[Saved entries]
--- START ---

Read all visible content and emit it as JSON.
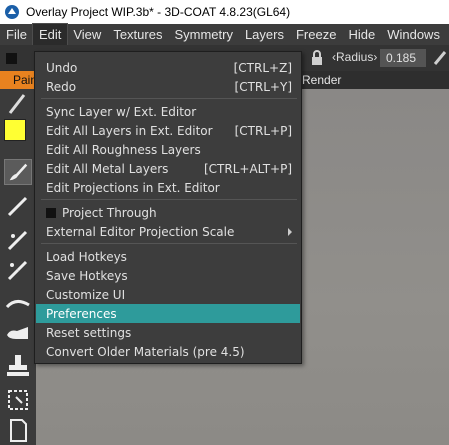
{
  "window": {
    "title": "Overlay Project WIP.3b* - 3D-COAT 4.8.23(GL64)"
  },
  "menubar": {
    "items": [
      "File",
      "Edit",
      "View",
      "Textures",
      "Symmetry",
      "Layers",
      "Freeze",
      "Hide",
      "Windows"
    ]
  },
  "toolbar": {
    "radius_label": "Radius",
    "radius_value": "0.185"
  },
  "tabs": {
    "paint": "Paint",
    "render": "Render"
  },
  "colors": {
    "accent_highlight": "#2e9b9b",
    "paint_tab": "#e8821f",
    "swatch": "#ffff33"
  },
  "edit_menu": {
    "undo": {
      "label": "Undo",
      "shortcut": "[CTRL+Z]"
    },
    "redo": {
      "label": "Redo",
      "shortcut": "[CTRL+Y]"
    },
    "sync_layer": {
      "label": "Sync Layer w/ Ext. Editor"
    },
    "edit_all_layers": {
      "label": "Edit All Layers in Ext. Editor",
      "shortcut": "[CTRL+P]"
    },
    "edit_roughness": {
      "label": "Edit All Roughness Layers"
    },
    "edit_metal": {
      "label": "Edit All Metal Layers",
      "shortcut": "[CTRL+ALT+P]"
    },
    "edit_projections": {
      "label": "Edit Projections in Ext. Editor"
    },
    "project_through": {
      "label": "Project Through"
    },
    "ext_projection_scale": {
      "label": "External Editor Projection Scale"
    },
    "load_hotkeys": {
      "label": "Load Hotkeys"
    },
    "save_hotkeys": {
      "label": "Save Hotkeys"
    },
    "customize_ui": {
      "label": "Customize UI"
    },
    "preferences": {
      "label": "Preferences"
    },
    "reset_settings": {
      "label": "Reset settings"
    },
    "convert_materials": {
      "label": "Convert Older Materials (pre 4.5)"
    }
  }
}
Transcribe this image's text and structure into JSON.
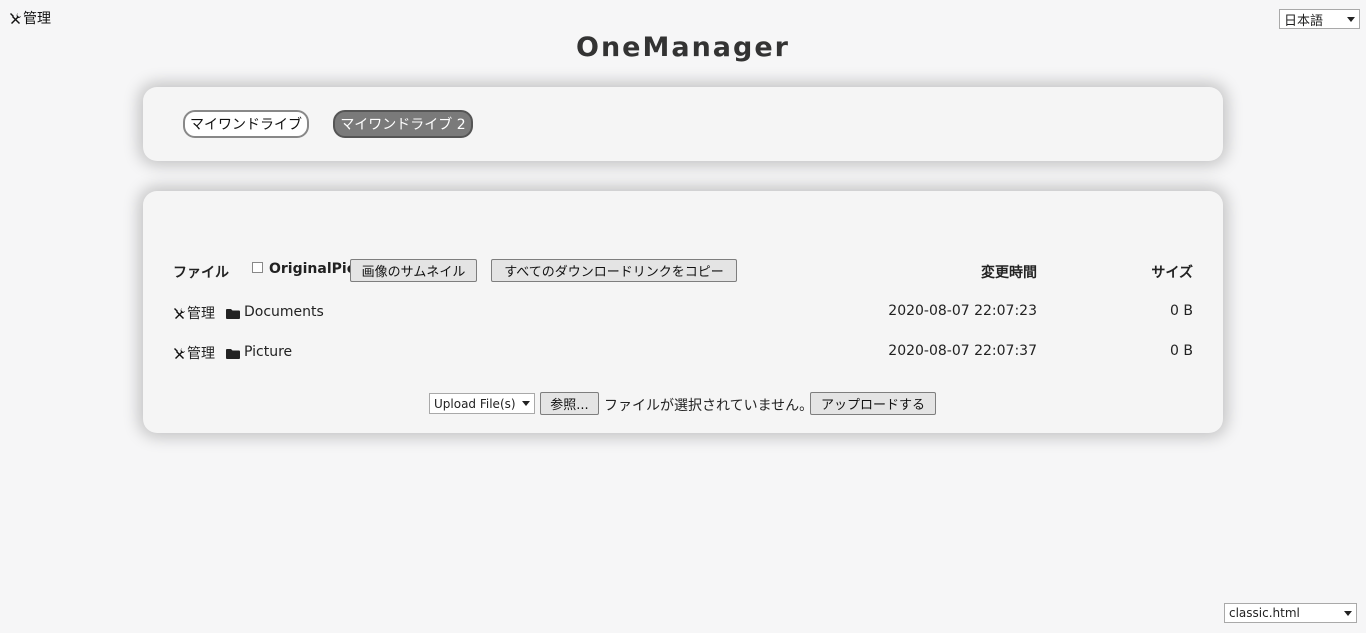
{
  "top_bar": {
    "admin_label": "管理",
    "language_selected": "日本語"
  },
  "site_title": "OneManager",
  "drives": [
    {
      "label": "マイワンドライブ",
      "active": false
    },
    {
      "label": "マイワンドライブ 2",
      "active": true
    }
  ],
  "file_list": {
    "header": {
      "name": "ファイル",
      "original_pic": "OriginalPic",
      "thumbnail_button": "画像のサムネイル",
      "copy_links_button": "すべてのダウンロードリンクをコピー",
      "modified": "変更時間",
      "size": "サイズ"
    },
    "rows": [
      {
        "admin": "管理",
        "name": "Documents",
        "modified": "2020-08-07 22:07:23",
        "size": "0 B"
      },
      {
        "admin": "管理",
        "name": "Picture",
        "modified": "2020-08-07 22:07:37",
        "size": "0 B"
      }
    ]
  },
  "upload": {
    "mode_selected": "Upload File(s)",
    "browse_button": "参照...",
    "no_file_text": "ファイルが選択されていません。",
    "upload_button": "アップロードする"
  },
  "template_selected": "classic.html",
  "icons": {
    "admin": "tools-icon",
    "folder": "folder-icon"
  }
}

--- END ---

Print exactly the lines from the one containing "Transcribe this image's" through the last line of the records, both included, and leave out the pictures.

RESPONSE TO THE EXERCISE
Transcribe this image's text and structure into JSON.
{
  "top_bar": {
    "admin_label": "管理",
    "language_selected": "日本語"
  },
  "site_title": "OneManager",
  "drives": [
    {
      "label": "マイワンドライブ",
      "active": false
    },
    {
      "label": "マイワンドライブ 2",
      "active": true
    }
  ],
  "file_list": {
    "header": {
      "name": "ファイル",
      "original_pic": "OriginalPic",
      "thumbnail_button": "画像のサムネイル",
      "copy_links_button": "すべてのダウンロードリンクをコピー",
      "modified": "変更時間",
      "size": "サイズ"
    },
    "rows": [
      {
        "admin": "管理",
        "name": "Documents",
        "modified": "2020-08-07 22:07:23",
        "size": "0 B"
      },
      {
        "admin": "管理",
        "name": "Picture",
        "modified": "2020-08-07 22:07:37",
        "size": "0 B"
      }
    ]
  },
  "upload": {
    "mode_selected": "Upload File(s)",
    "browse_button": "参照...",
    "no_file_text": "ファイルが選択されていません。",
    "upload_button": "アップロードする"
  },
  "template_selected": "classic.html",
  "icons": {
    "admin": "tools-icon",
    "folder": "folder-icon"
  }
}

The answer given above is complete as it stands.